Without pictures, repeat exactly the lines from the one containing "What's the underlying" through the end of the entries.

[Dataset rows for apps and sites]
##############################
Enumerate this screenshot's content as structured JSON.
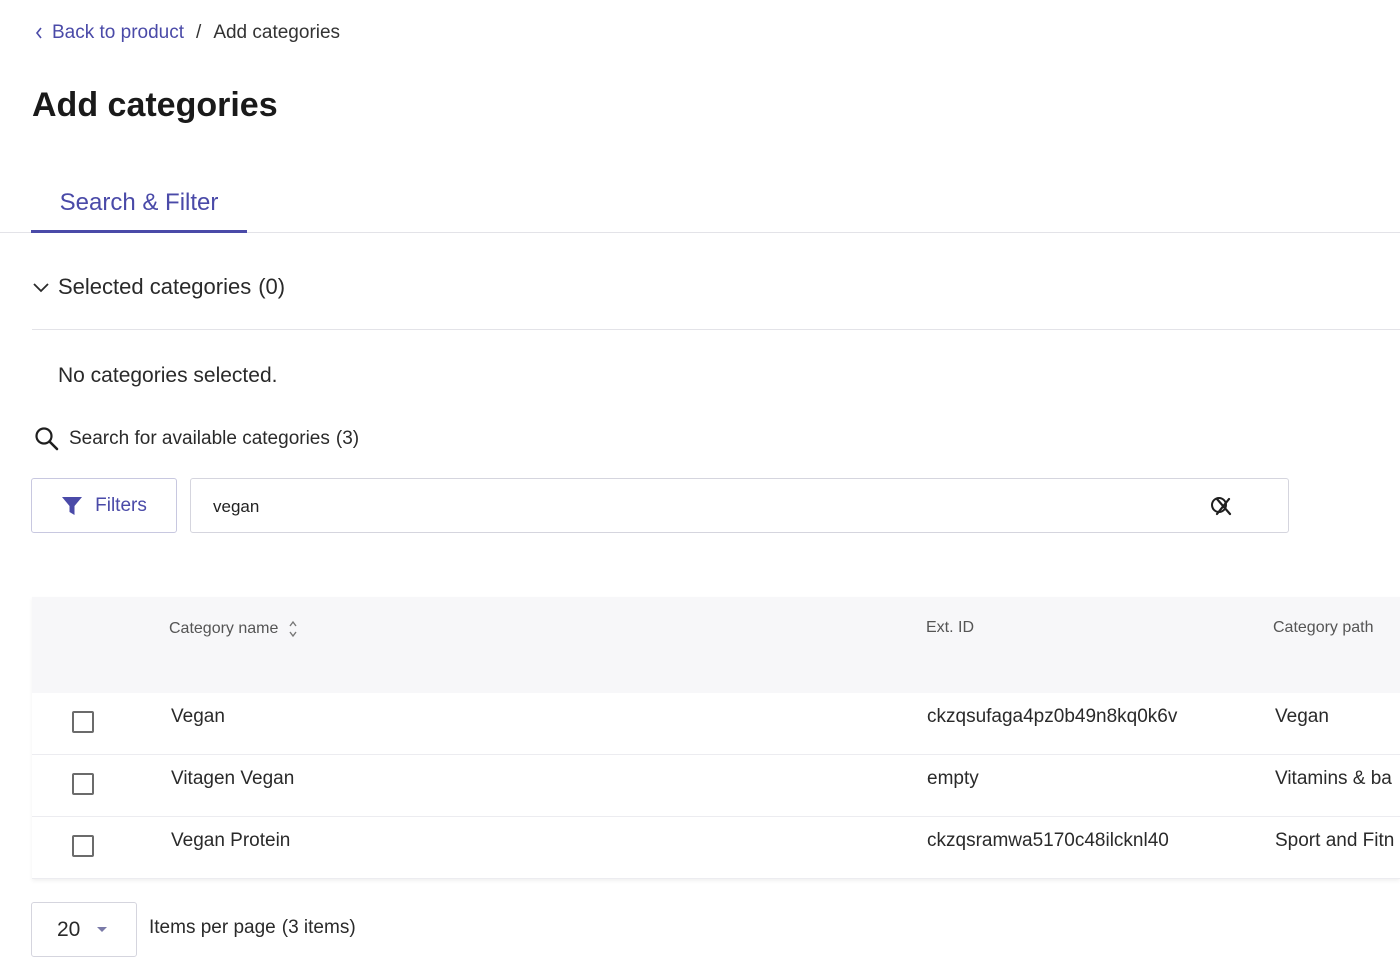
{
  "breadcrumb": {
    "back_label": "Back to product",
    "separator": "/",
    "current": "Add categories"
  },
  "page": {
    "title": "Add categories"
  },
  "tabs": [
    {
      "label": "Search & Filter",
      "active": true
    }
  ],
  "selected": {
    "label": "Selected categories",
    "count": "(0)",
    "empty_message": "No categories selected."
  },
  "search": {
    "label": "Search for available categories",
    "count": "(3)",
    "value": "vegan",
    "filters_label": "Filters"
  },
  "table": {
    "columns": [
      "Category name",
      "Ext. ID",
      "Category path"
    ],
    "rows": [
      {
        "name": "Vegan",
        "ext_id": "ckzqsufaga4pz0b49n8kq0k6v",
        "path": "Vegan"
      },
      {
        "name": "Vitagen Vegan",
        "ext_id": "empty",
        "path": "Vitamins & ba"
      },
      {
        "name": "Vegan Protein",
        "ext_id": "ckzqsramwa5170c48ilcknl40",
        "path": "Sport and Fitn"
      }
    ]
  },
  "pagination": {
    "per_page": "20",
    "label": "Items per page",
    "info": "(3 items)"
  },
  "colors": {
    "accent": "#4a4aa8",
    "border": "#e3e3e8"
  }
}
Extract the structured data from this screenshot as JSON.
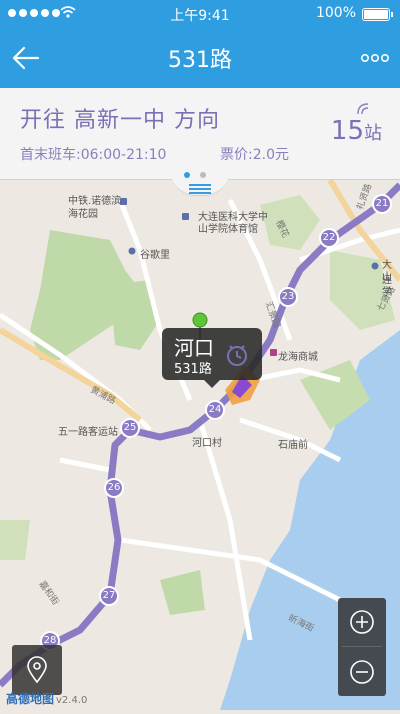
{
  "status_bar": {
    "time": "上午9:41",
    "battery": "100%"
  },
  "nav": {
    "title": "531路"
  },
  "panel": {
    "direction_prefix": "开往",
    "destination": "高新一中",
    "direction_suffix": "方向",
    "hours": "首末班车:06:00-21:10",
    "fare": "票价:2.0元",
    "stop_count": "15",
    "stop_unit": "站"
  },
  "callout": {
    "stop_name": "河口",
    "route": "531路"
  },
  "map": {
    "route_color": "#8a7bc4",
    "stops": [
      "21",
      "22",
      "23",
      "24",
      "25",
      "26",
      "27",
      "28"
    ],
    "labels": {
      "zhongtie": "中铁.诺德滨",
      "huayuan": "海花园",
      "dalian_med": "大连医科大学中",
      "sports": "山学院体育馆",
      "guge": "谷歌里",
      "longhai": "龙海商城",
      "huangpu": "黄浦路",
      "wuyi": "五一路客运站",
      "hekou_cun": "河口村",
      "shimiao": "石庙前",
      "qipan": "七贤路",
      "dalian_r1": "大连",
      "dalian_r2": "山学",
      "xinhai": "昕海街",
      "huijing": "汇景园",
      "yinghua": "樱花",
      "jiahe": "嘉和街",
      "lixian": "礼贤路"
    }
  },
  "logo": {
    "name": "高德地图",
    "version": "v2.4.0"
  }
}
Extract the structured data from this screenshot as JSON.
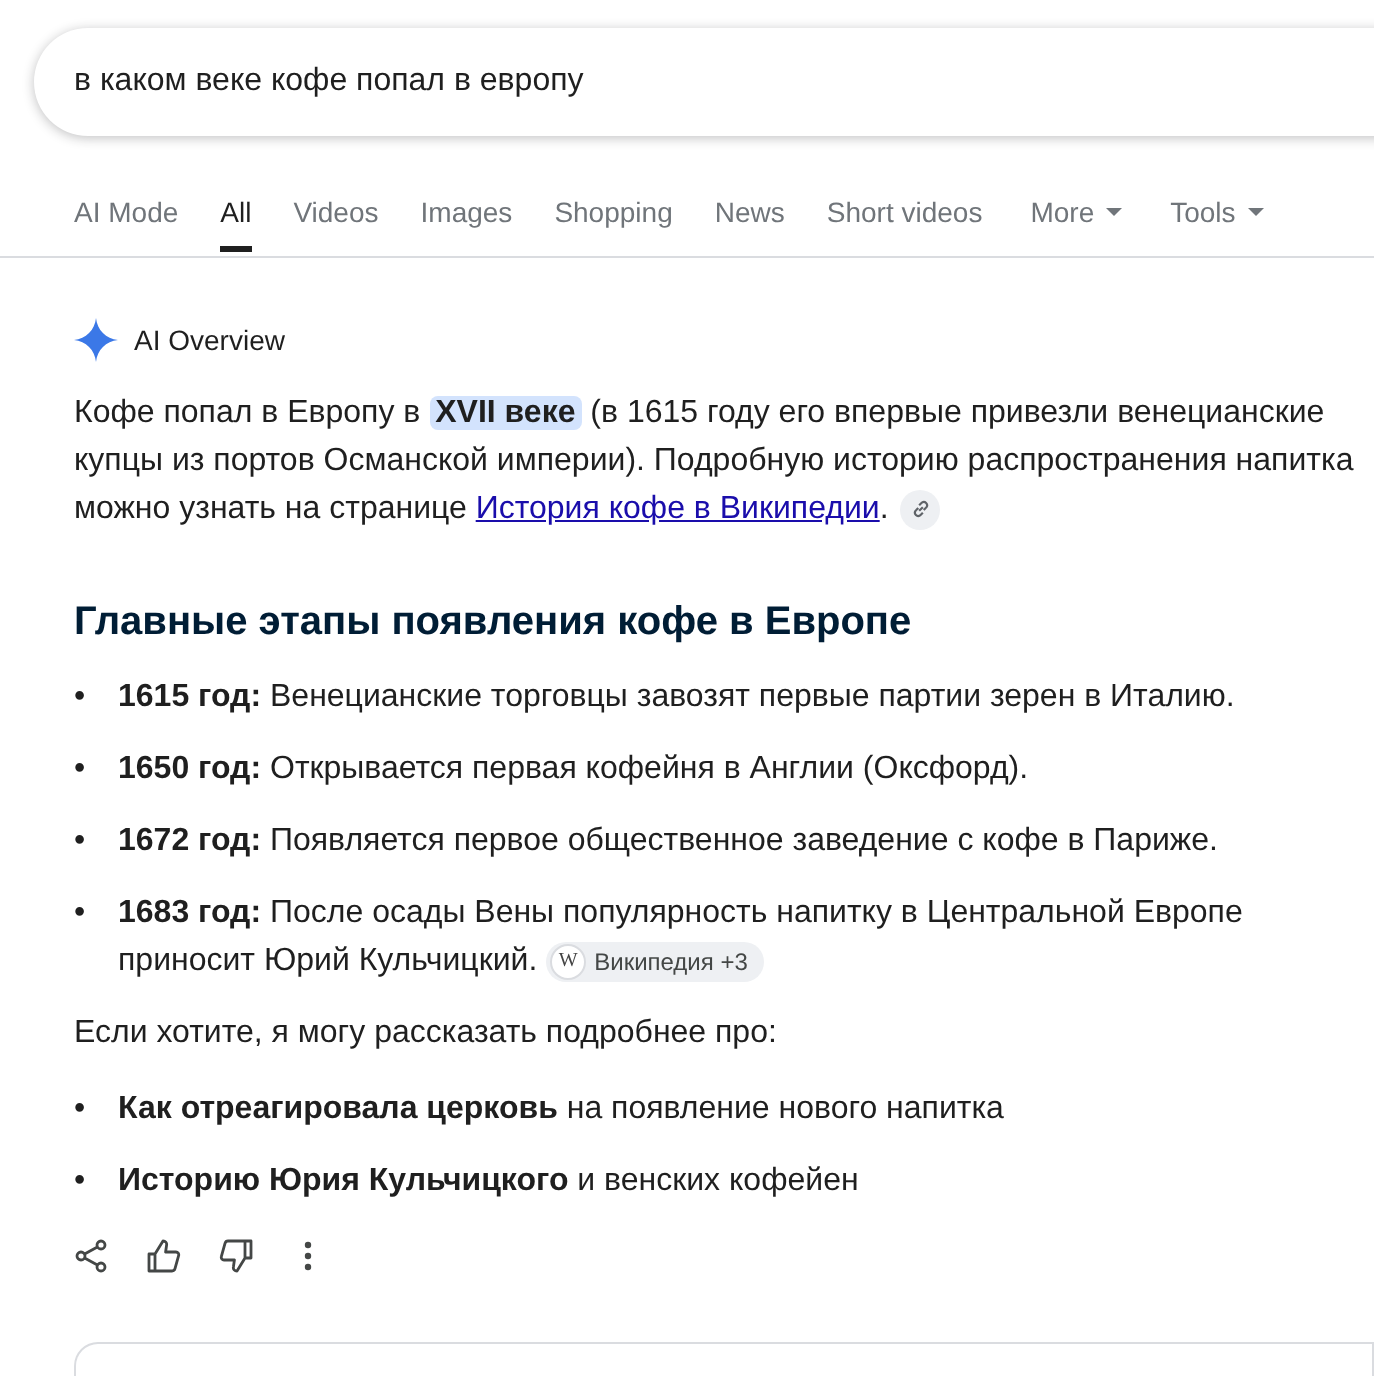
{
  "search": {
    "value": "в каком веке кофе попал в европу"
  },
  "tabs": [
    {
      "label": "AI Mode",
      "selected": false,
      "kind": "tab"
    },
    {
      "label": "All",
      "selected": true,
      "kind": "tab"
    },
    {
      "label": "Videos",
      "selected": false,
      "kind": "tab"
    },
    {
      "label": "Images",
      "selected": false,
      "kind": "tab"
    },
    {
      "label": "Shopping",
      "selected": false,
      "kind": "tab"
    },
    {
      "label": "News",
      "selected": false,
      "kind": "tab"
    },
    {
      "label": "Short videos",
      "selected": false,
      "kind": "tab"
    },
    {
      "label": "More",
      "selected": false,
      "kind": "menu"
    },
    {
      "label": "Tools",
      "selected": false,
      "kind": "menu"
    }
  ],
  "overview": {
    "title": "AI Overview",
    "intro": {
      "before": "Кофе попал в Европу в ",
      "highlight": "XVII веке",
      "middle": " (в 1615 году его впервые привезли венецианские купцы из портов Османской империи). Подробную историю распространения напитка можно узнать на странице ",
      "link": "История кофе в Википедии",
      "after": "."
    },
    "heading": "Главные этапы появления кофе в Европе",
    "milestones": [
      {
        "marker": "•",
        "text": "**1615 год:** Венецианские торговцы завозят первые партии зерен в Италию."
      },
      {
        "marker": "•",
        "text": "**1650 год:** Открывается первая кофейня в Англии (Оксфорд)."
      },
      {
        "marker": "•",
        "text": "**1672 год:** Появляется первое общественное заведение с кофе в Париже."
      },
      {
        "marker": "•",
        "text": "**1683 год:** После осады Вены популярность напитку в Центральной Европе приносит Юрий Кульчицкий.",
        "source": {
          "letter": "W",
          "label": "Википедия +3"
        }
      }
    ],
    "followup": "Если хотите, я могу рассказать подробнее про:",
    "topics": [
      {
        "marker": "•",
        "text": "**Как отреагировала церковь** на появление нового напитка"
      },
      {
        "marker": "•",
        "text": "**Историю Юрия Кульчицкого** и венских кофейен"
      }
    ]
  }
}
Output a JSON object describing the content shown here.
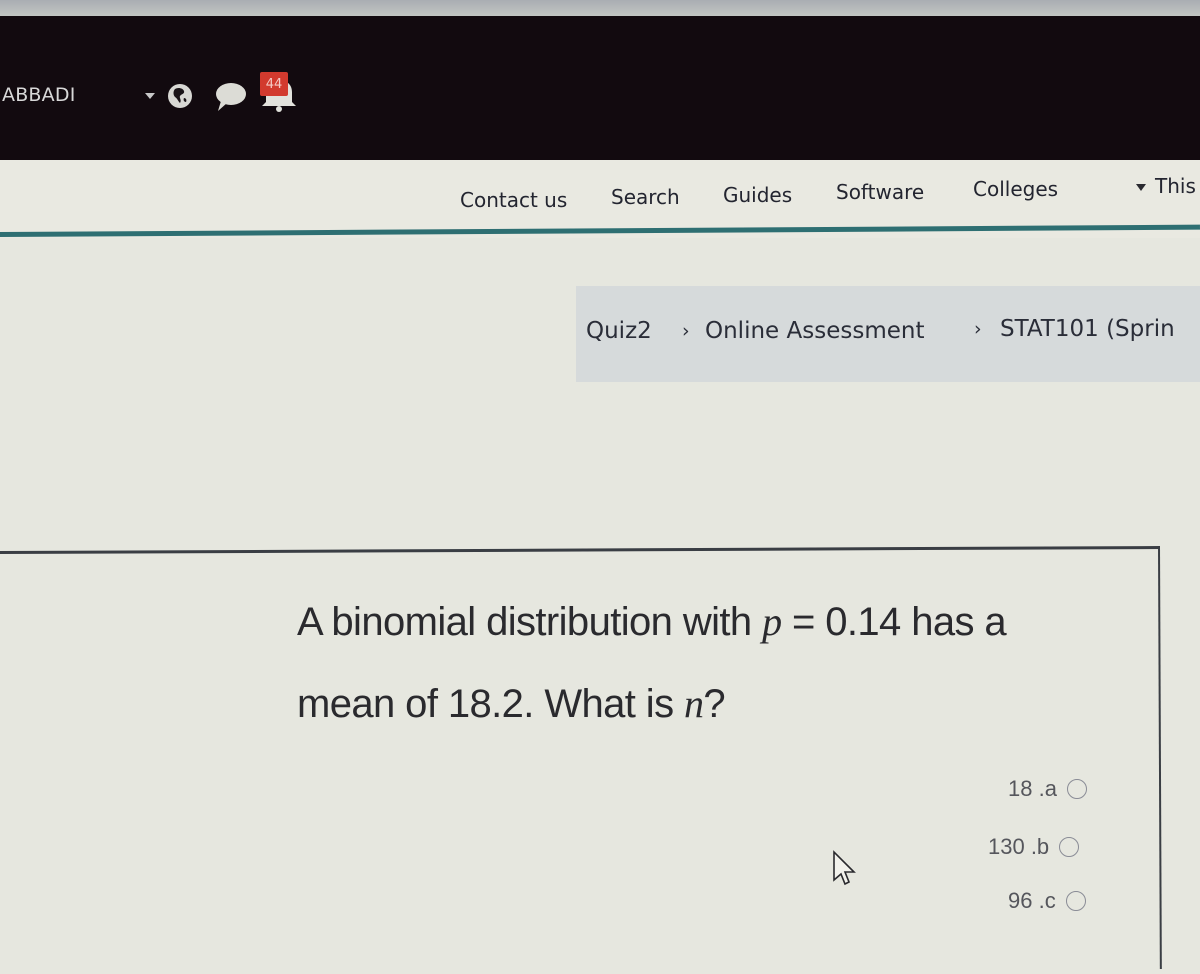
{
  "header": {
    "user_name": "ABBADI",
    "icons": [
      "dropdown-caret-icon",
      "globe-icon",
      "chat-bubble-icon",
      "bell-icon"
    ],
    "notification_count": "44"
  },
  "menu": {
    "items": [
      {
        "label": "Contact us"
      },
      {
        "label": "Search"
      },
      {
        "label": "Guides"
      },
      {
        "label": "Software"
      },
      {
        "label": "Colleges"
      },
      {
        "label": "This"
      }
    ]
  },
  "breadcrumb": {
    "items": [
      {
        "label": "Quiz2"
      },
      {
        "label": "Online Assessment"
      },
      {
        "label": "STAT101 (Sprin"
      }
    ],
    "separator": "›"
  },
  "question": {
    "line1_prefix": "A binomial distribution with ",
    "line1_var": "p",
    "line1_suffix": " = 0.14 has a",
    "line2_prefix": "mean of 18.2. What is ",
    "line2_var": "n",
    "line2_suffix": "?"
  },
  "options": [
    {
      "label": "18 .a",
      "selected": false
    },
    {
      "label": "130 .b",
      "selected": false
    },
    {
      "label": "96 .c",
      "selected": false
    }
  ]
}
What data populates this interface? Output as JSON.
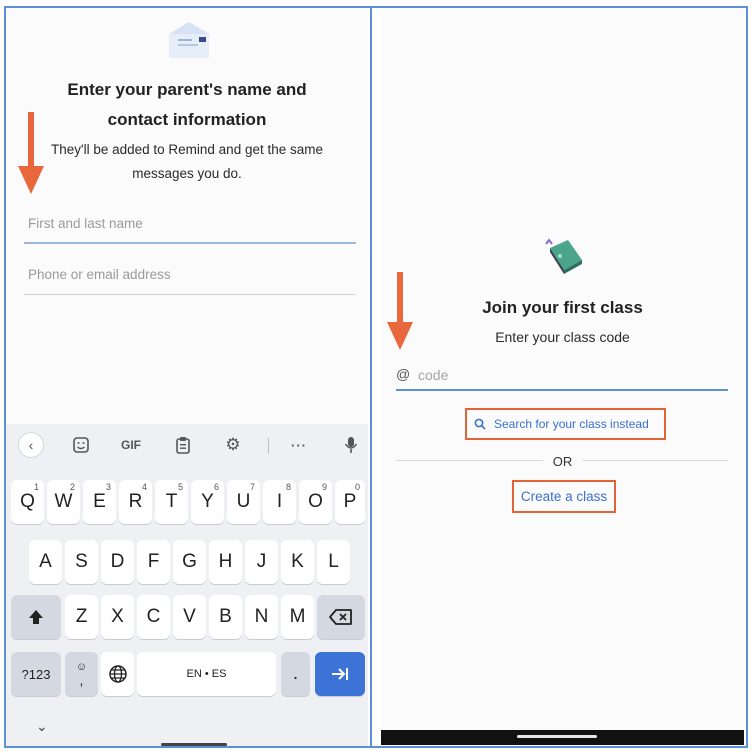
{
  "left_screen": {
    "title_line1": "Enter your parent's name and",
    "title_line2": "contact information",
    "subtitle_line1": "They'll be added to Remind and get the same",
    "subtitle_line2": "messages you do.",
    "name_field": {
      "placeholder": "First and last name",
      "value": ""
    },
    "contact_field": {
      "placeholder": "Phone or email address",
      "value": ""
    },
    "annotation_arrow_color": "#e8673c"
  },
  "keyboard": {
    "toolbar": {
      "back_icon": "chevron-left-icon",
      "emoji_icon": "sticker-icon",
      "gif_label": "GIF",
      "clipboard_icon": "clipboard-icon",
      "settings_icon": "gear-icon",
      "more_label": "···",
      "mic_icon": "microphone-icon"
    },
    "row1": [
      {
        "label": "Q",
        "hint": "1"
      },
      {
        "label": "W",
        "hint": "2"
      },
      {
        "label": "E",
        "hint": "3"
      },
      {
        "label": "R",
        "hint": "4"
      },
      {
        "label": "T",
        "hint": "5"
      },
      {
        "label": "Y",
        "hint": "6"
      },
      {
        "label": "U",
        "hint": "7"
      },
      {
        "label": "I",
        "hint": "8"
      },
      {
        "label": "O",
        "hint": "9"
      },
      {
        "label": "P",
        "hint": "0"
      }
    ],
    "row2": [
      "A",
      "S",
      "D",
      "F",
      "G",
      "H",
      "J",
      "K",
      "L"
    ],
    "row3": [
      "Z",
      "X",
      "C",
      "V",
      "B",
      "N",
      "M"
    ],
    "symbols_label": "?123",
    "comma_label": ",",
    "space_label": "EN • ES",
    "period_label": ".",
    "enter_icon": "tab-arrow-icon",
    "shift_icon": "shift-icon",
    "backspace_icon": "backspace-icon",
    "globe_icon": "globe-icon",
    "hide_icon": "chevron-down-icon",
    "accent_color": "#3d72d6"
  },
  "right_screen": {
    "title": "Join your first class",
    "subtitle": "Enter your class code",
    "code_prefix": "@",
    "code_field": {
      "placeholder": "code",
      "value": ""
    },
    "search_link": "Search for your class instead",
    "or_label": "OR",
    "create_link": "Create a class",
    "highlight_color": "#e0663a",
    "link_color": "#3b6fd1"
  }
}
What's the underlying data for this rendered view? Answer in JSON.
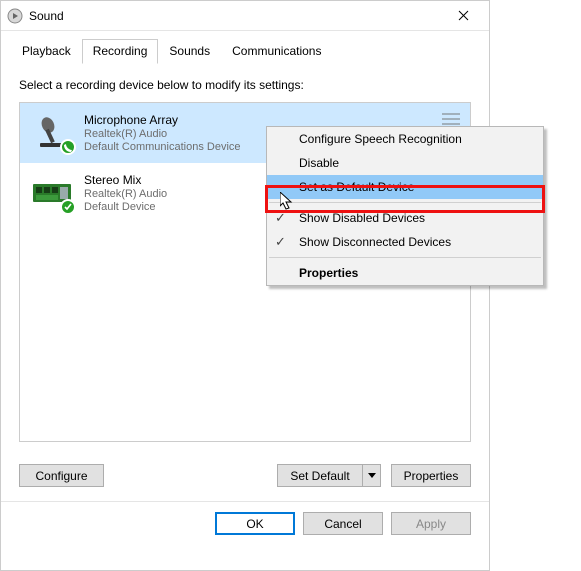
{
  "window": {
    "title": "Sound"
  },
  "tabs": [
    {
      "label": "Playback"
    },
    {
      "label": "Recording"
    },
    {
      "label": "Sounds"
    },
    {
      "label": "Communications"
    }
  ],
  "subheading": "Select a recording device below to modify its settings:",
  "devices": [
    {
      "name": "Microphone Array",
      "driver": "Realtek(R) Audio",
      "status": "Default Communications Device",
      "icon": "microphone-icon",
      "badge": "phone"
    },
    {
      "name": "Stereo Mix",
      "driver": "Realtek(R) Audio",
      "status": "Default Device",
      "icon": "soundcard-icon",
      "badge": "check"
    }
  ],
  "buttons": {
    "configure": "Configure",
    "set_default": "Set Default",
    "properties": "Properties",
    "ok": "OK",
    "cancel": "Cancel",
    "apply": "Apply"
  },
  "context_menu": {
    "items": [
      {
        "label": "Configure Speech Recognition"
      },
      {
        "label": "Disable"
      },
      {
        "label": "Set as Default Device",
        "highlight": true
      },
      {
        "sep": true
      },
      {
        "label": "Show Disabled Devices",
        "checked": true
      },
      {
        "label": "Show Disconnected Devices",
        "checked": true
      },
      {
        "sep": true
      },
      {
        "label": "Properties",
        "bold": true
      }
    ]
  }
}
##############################
Answer box >>
What's the underlying data for this rendered view? Answer in JSON.
{
  "window": {
    "title": "Sound"
  },
  "tabs": [
    {
      "label": "Playback"
    },
    {
      "label": "Recording"
    },
    {
      "label": "Sounds"
    },
    {
      "label": "Communications"
    }
  ],
  "subheading": "Select a recording device below to modify its settings:",
  "devices": [
    {
      "name": "Microphone Array",
      "driver": "Realtek(R) Audio",
      "status": "Default Communications Device",
      "icon": "microphone-icon",
      "badge": "phone"
    },
    {
      "name": "Stereo Mix",
      "driver": "Realtek(R) Audio",
      "status": "Default Device",
      "icon": "soundcard-icon",
      "badge": "check"
    }
  ],
  "buttons": {
    "configure": "Configure",
    "set_default": "Set Default",
    "properties": "Properties",
    "ok": "OK",
    "cancel": "Cancel",
    "apply": "Apply"
  },
  "context_menu": {
    "items": [
      {
        "label": "Configure Speech Recognition"
      },
      {
        "label": "Disable"
      },
      {
        "label": "Set as Default Device",
        "highlight": true
      },
      {
        "sep": true
      },
      {
        "label": "Show Disabled Devices",
        "checked": true
      },
      {
        "label": "Show Disconnected Devices",
        "checked": true
      },
      {
        "sep": true
      },
      {
        "label": "Properties",
        "bold": true
      }
    ]
  }
}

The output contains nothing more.